## [Action item]
Pictures must be kept out of the copy. Every entry is to be duplicated exactly.

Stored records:
━━━━━━━━━━━━━━━━

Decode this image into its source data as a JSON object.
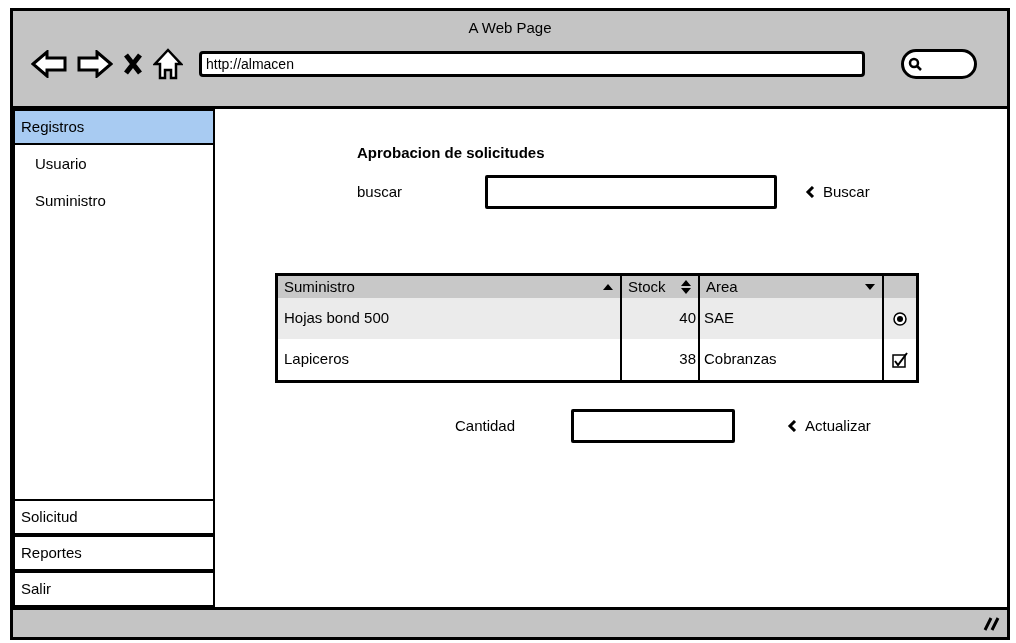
{
  "window": {
    "title": "A Web Page"
  },
  "browser": {
    "url": "http://almacen"
  },
  "sidebar": {
    "sections": [
      {
        "label": "Registros",
        "selected": true,
        "children": [
          {
            "label": "Usuario"
          },
          {
            "label": "Suministro"
          }
        ]
      },
      {
        "label": "Solicitud",
        "selected": false
      },
      {
        "label": "Reportes",
        "selected": false
      },
      {
        "label": "Salir",
        "selected": false
      }
    ]
  },
  "form": {
    "title": "Aprobacion de solicitudes",
    "search_label": "buscar",
    "search_button": "Buscar"
  },
  "table": {
    "columns": [
      {
        "label": "Suministro",
        "kind": "ascending"
      },
      {
        "label": "Stock",
        "kind": "sortable"
      },
      {
        "label": "Area",
        "kind": "descending"
      }
    ],
    "rows": [
      {
        "suministro": "Hojas bond 500",
        "stock": "40",
        "area": "SAE",
        "selected": true,
        "kind": "radio",
        "checked": true
      },
      {
        "suministro": "Lapiceros",
        "stock": "38",
        "area": "Cobranzas",
        "selected": false,
        "kind": "checkbox",
        "checked": true
      }
    ]
  },
  "update": {
    "label": "Cantidad",
    "button": "Actualizar"
  }
}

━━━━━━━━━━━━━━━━

## [Answer box]
Decode this image into its source data as a JSON object.
{
  "window": {
    "title": "A Web Page"
  },
  "browser": {
    "url": "http://almacen"
  },
  "sidebar": {
    "sections": [
      {
        "label": "Registros",
        "selected": true,
        "children": [
          {
            "label": "Usuario"
          },
          {
            "label": "Suministro"
          }
        ]
      },
      {
        "label": "Solicitud",
        "selected": false
      },
      {
        "label": "Reportes",
        "selected": false
      },
      {
        "label": "Salir",
        "selected": false
      }
    ]
  },
  "form": {
    "title": "Aprobacion de solicitudes",
    "search_label": "buscar",
    "search_button": "Buscar"
  },
  "table": {
    "columns": [
      {
        "label": "Suministro",
        "kind": "ascending"
      },
      {
        "label": "Stock",
        "kind": "sortable"
      },
      {
        "label": "Area",
        "kind": "descending"
      }
    ],
    "rows": [
      {
        "suministro": "Hojas bond 500",
        "stock": "40",
        "area": "SAE",
        "selected": true,
        "kind": "radio",
        "checked": true
      },
      {
        "suministro": "Lapiceros",
        "stock": "38",
        "area": "Cobranzas",
        "selected": false,
        "kind": "checkbox",
        "checked": true
      }
    ]
  },
  "update": {
    "label": "Cantidad",
    "button": "Actualizar"
  }
}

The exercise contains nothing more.